Shall we pop down the rabbit hole? Senator Jeanne Shaheen (D-NH) has introduced an amendment to ban Kaspersky security software from the Pentagon and from any agency connecting to the Pentagon. This effectively would kill KasperskyÂ at the federal government level and crater their sales elsewhere in the country. Her reasoning for this is the FBI has questioned Kaspersky employees here and the company is based in Russia. Which seems a bit flimsy. However there is aÂ FSB document authorizing Kaspersky, which uses a military intelligence unit number, which apparently is quite unusual.
“That strikes me as much more persuasive public evidence,” said Paul Rosenzweig, a former deputy secretary for policy at the Department of Homeland Security. “It makes it far more likely that much of the rumor and uncertainty about Kaspersky are true.”

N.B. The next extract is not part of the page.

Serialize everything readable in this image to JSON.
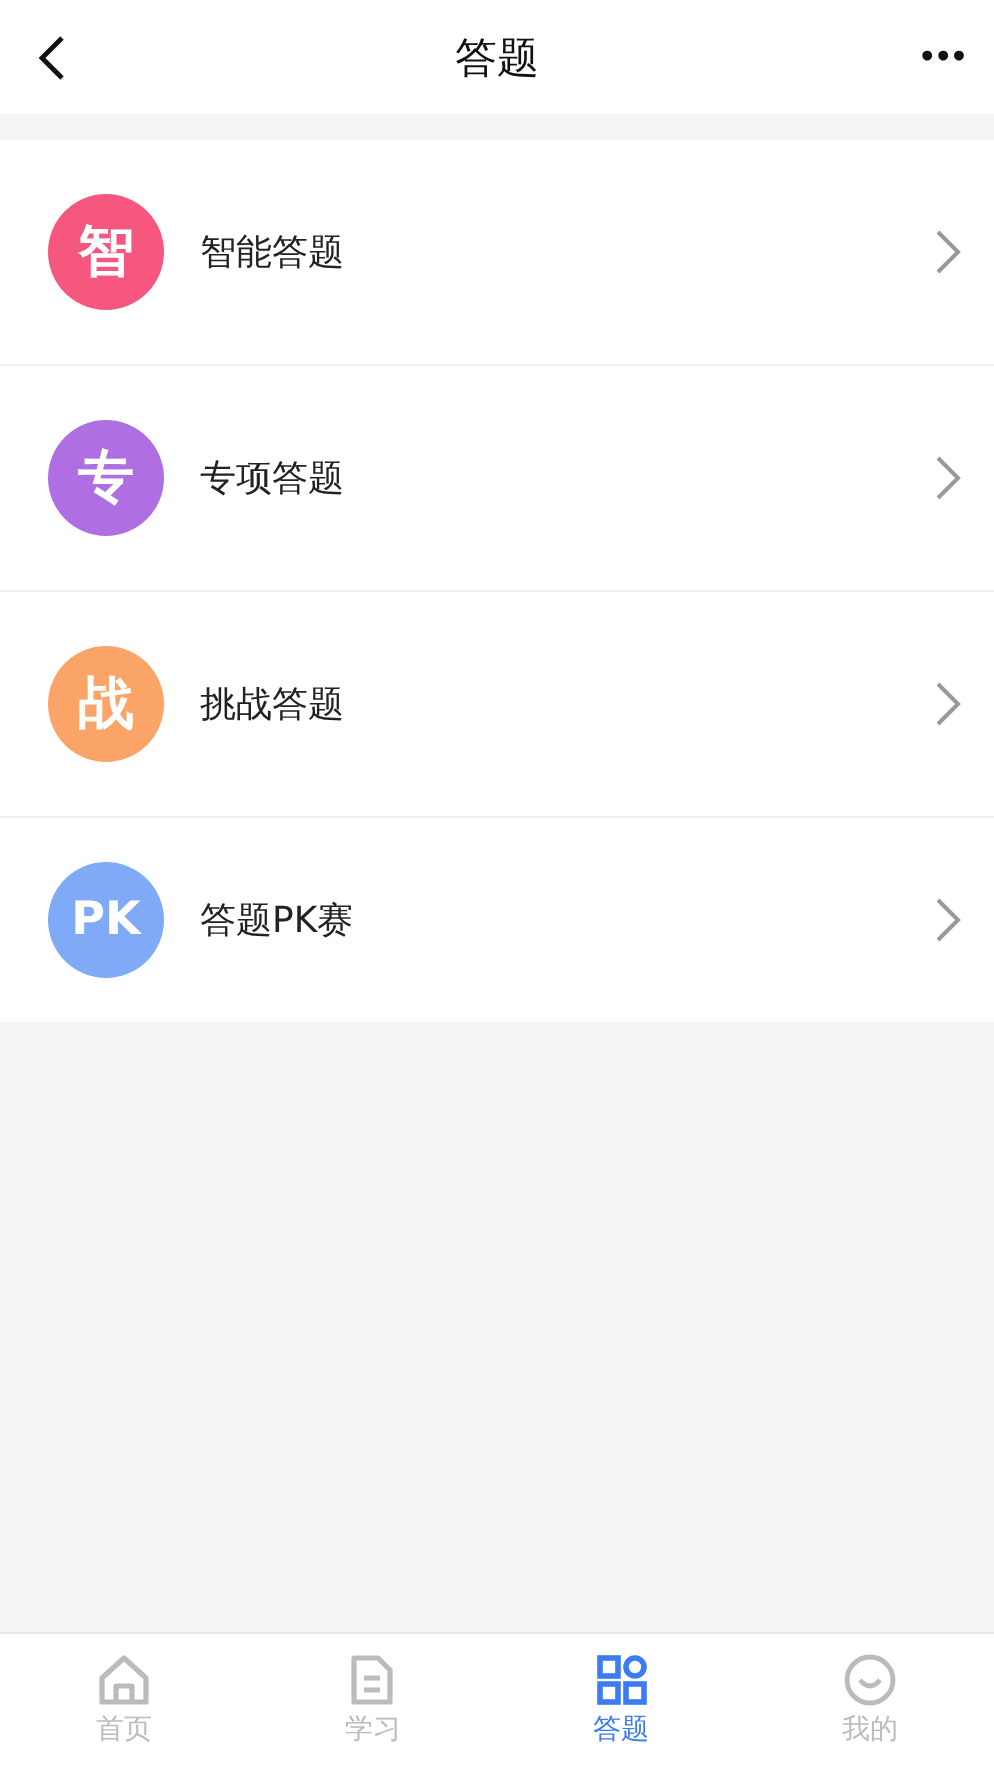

The US government needs to show some evidence Kaspersky computer security is compromised before banning it. It shouldn’t be banned just because it’s from Russia and Kaspersky was intelligence at one time. They are a world leader in computer security. Plenty of computer security companies here have people who were in intelligence and their companies probably have government contracts too. Does that mean those companies are automatically compromised? Are we sure Norton doesn’t have back doors? (I’m not claiming at all that it does, just using it as an example.)
““A code audit is not really the issue here,” Williams, a former NSA employee, said. “First, a source code audit is a point in time. So what we see today may not be the code used to build the product tomorrow. Second, the compiled code may contain backdoors not in the originally compiled source. These are non-trivial to detect.”
Russia says if this happens they will retaliate, yet I’m not sure how they could. They can’t really ban US software like Microsoft Windows and Office or Apple IoS products because what would they they replace them with?
Any “unilateral political sanctions” by the U.S. may prompt a response from Russia, whose government systems use “a huge proportion of American software and hardware solutions in the IT sphere, even in very sensitive areas,” Nikiforov said in an interview on Friday. He declined to identify U.S. software products that may be affected by any reciprocal sanctions.
Eugene Kaspersky, founder of the company says:
“Now, only a few weeks after WannaCry, Kaspersky Lab is facing one of the most serious challenges to its business yet, given that members of the U.S. government wrongly believe the company or I or both are somehow tied to the Russian government. Without any evidence presented (because there isn’t any), these false assumptions have led to an extreme new measure. Currently there is language included in a a draft authorization bill that would prohibit the U.S. Department of Defense from using Kaspersky Lab products, reportedly due to concerns that the company ‘might be vulnerable to Russian government influence’. ARE YOU KIDDING ME?!”